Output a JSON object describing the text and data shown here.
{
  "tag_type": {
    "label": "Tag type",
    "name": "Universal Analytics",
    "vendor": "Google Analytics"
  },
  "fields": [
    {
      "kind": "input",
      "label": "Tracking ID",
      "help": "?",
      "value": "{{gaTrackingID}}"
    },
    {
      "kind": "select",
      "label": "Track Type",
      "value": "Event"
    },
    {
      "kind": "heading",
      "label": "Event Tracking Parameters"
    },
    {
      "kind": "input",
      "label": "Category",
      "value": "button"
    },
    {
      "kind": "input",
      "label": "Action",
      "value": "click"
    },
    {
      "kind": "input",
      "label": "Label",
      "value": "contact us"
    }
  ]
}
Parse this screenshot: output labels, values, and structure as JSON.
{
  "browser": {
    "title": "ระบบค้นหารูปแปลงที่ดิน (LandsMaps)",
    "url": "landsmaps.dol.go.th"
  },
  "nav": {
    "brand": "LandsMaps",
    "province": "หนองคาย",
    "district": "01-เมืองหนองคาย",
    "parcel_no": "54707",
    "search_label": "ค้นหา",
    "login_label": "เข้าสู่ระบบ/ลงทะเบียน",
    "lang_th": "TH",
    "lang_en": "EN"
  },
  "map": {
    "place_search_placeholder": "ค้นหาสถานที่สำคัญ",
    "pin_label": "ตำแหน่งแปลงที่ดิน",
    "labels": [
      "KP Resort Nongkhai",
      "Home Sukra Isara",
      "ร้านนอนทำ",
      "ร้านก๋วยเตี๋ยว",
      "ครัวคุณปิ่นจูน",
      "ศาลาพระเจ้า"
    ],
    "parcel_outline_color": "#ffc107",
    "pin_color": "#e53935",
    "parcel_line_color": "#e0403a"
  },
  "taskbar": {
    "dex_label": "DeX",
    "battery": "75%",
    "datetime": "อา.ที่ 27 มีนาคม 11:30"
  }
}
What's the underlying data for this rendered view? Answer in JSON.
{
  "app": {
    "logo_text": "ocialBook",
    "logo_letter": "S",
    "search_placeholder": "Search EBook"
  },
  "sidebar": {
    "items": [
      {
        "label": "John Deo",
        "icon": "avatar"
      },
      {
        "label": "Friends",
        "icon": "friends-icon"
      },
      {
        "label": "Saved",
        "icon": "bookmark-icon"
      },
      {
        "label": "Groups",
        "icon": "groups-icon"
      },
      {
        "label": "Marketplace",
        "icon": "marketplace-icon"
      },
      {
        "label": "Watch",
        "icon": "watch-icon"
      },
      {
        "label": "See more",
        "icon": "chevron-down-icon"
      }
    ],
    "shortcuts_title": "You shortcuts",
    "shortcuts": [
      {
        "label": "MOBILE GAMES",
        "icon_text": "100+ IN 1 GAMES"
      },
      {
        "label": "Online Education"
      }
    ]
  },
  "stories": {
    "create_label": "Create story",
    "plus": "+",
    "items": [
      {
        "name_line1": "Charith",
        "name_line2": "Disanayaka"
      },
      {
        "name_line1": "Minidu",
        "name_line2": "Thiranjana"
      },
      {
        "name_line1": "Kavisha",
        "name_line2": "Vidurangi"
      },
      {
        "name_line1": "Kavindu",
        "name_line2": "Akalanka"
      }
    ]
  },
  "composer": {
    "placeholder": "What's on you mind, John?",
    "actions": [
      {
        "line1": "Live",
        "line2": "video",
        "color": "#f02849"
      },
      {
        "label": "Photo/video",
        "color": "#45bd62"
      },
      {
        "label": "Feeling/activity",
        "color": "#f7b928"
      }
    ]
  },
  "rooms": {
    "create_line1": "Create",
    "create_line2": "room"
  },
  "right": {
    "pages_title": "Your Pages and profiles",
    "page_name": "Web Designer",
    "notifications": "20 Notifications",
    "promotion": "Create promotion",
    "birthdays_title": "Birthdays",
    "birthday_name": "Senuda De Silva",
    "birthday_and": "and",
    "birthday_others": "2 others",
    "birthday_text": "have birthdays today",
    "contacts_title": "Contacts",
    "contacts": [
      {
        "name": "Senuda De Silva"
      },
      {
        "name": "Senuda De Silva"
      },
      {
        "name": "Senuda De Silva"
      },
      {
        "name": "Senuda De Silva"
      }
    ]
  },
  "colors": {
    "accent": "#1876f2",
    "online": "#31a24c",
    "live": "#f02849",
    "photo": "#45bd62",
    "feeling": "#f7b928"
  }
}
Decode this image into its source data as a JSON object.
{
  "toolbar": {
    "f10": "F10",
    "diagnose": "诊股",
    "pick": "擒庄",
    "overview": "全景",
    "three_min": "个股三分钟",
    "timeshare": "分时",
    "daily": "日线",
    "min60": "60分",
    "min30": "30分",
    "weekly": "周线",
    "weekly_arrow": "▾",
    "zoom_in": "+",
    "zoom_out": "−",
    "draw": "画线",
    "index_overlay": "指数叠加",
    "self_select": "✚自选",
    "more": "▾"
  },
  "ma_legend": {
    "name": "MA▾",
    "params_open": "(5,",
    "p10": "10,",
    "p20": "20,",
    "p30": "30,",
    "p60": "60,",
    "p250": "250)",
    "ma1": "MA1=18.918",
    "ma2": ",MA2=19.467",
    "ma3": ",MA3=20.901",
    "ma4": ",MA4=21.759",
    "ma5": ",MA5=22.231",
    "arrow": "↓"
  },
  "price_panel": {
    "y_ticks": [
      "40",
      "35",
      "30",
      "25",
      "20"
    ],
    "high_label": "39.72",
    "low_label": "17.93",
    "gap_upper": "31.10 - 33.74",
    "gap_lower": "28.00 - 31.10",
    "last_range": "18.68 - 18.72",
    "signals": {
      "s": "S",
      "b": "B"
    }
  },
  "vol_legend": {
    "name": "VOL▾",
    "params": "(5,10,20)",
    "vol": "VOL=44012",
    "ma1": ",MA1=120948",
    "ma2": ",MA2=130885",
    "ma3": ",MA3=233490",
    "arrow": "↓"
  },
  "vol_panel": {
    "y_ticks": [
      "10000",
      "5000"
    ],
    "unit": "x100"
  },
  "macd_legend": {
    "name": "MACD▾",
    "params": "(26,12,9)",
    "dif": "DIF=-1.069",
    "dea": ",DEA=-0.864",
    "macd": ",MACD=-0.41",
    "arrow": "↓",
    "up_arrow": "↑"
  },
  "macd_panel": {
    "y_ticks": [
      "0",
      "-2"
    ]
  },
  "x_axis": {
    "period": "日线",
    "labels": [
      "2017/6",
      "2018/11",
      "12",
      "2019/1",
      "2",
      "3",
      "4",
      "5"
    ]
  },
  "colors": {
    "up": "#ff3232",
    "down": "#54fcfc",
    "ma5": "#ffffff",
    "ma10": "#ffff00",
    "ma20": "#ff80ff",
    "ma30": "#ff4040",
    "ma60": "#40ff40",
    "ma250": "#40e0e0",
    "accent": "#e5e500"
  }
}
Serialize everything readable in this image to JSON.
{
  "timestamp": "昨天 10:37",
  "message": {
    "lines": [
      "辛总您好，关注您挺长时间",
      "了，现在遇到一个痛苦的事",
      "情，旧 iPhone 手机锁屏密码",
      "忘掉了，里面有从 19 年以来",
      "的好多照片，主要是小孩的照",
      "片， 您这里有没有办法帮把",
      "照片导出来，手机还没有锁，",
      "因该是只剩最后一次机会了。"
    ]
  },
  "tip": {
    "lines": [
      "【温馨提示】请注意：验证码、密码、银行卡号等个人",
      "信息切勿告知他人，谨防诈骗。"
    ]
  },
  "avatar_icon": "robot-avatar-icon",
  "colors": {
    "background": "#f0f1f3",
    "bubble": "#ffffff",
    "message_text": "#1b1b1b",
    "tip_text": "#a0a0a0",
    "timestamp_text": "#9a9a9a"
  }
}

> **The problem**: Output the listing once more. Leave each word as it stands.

> **Exercise response**:
Output a JSON object describing the text and data shown here.
{
  "tag_type": {
    "label": "Tag type",
    "name": "Universal Analytics",
    "vendor": "Google Analytics"
  },
  "fields": [
    {
      "kind": "input",
      "label": "Tracking ID",
      "help": "?",
      "value": "{{gaTrackingID}}"
    },
    {
      "kind": "select",
      "label": "Track Type",
      "value": "Event"
    },
    {
      "kind": "heading",
      "label": "Event Tracking Parameters"
    },
    {
      "kind": "input",
      "label": "Category",
      "value": "button"
    },
    {
      "kind": "input",
      "label": "Action",
      "value": "click"
    },
    {
      "kind": "input",
      "label": "Label",
      "value": "contact us"
    }
  ]
}
Parse this screenshot: output labels, values, and structure as JSON.
{
  "browser": {
    "title": "ระบบค้นหารูปแปลงที่ดิน (LandsMaps)",
    "url": "landsmaps.dol.go.th"
  },
  "nav": {
    "brand": "LandsMaps",
    "province": "หนองคาย",
    "district": "01-เมืองหนองคาย",
    "parcel_no": "54707",
    "search_label": "ค้นหา",
    "login_label": "เข้าสู่ระบบ/ลงทะเบียน",
    "lang_th": "TH",
    "lang_en": "EN"
  },
  "map": {
    "place_search_placeholder": "ค้นหาสถานที่สำคัญ",
    "pin_label": "ตำแหน่งแปลงที่ดิน",
    "labels": [
      "KP Resort Nongkhai",
      "Home Sukra Isara",
      "ร้านนอนทำ",
      "ร้านก๋วยเตี๋ยว",
      "ครัวคุณปิ่นจูน",
      "ศาลาพระเจ้า"
    ],
    "parcel_outline_color": "#ffc107",
    "pin_color": "#e53935",
    "parcel_line_color": "#e0403a"
  },
  "taskbar": {
    "dex_label": "DeX",
    "battery": "75%",
    "datetime": "อา.ที่ 27 มีนาคม 11:30"
  }
}
What's the underlying data for this rendered view? Answer in JSON.
{
  "app": {
    "logo_text": "ocialBook",
    "logo_letter": "S",
    "search_placeholder": "Search EBook"
  },
  "sidebar": {
    "items": [
      {
        "label": "John Deo",
        "icon": "avatar"
      },
      {
        "label": "Friends",
        "icon": "friends-icon"
      },
      {
        "label": "Saved",
        "icon": "bookmark-icon"
      },
      {
        "label": "Groups",
        "icon": "groups-icon"
      },
      {
        "label": "Marketplace",
        "icon": "marketplace-icon"
      },
      {
        "label": "Watch",
        "icon": "watch-icon"
      },
      {
        "label": "See more",
        "icon": "chevron-down-icon"
      }
    ],
    "shortcuts_title": "You shortcuts",
    "shortcuts": [
      {
        "label": "MOBILE GAMES",
        "icon_text": "100+ IN 1 GAMES"
      },
      {
        "label": "Online Education"
      }
    ]
  },
  "stories": {
    "create_label": "Create story",
    "plus": "+",
    "items": [
      {
        "name_line1": "Charith",
        "name_line2": "Disanayaka"
      },
      {
        "name_line1": "Minidu",
        "name_line2": "Thiranjana"
      },
      {
        "name_line1": "Kavisha",
        "name_line2": "Vidurangi"
      },
      {
        "name_line1": "Kavindu",
        "name_line2": "Akalanka"
      }
    ]
  },
  "composer": {
    "placeholder": "What's on you mind, John?",
    "actions": [
      {
        "line1": "Live",
        "line2": "video",
        "color": "#f02849"
      },
      {
        "label": "Photo/video",
        "color": "#45bd62"
      },
      {
        "label": "Feeling/activity",
        "color": "#f7b928"
      }
    ]
  },
  "rooms": {
    "create_line1": "Create",
    "create_line2": "room"
  },
  "right": {
    "pages_title": "Your Pages and profiles",
    "page_name": "Web Designer",
    "notifications": "20 Notifications",
    "promotion": "Create promotion",
    "birthdays_title": "Birthdays",
    "birthday_name": "Senuda De Silva",
    "birthday_and": "and",
    "birthday_others": "2 others",
    "birthday_text": "have birthdays today",
    "contacts_title": "Contacts",
    "contacts": [
      {
        "name": "Senuda De Silva"
      },
      {
        "name": "Senuda De Silva"
      },
      {
        "name": "Senuda De Silva"
      },
      {
        "name": "Senuda De Silva"
      }
    ]
  },
  "colors": {
    "accent": "#1876f2",
    "online": "#31a24c",
    "live": "#f02849",
    "photo": "#45bd62",
    "feeling": "#f7b928"
  }
}
Decode this image into its source data as a JSON object.
{
  "toolbar": {
    "f10": "F10",
    "diagnose": "诊股",
    "pick": "擒庄",
    "overview": "全景",
    "three_min": "个股三分钟",
    "timeshare": "分时",
    "daily": "日线",
    "min60": "60分",
    "min30": "30分",
    "weekly": "周线",
    "weekly_arrow": "▾",
    "zoom_in": "+",
    "zoom_out": "−",
    "draw": "画线",
    "index_overlay": "指数叠加",
    "self_select": "✚自选",
    "more": "▾"
  },
  "ma_legend": {
    "name": "MA▾",
    "params_open": "(5,",
    "p10": "10,",
    "p20": "20,",
    "p30": "30,",
    "p60": "60,",
    "p250": "250)",
    "ma1": "MA1=18.918",
    "ma2": ",MA2=19.467",
    "ma3": ",MA3=20.901",
    "ma4": ",MA4=21.759",
    "ma5": ",MA5=22.231",
    "arrow": "↓"
  },
  "price_panel": {
    "y_ticks": [
      "40",
      "35",
      "30",
      "25",
      "20"
    ],
    "high_label": "39.72",
    "low_label": "17.93",
    "gap_upper": "31.10 - 33.74",
    "gap_lower": "28.00 - 31.10",
    "last_range": "18.68 - 18.72",
    "signals": {
      "s": "S",
      "b": "B"
    }
  },
  "vol_legend": {
    "name": "VOL▾",
    "params": "(5,10,20)",
    "vol": "VOL=44012",
    "ma1": ",MA1=120948",
    "ma2": ",MA2=130885",
    "ma3": ",MA3=233490",
    "arrow": "↓"
  },
  "vol_panel": {
    "y_ticks": [
      "10000",
      "5000"
    ],
    "unit": "x100"
  },
  "macd_legend": {
    "name": "MACD▾",
    "params": "(26,12,9)",
    "dif": "DIF=-1.069",
    "dea": ",DEA=-0.864",
    "macd": ",MACD=-0.41",
    "arrow": "↓",
    "up_arrow": "↑"
  },
  "macd_panel": {
    "y_ticks": [
      "0",
      "-2"
    ]
  },
  "x_axis": {
    "period": "日线",
    "labels": [
      "2017/6",
      "2018/11",
      "12",
      "2019/1",
      "2",
      "3",
      "4",
      "5"
    ]
  },
  "colors": {
    "up": "#ff3232",
    "down": "#54fcfc",
    "ma5": "#ffffff",
    "ma10": "#ffff00",
    "ma20": "#ff80ff",
    "ma30": "#ff4040",
    "ma60": "#40ff40",
    "ma250": "#40e0e0",
    "accent": "#e5e500"
  }
}
Serialize everything readable in this image to JSON.
{
  "timestamp": "昨天 10:37",
  "message": {
    "lines": [
      "辛总您好，关注您挺长时间",
      "了，现在遇到一个痛苦的事",
      "情，旧 iPhone 手机锁屏密码",
      "忘掉了，里面有从 19 年以来",
      "的好多照片，主要是小孩的照",
      "片， 您这里有没有办法帮把",
      "照片导出来，手机还没有锁，",
      "因该是只剩最后一次机会了。"
    ]
  },
  "tip": {
    "lines": [
      "【温馨提示】请注意：验证码、密码、银行卡号等个人",
      "信息切勿告知他人，谨防诈骗。"
    ]
  },
  "avatar_icon": "robot-avatar-icon",
  "colors": {
    "background": "#f0f1f3",
    "bubble": "#ffffff",
    "message_text": "#1b1b1b",
    "tip_text": "#a0a0a0",
    "timestamp_text": "#9a9a9a"
  }
}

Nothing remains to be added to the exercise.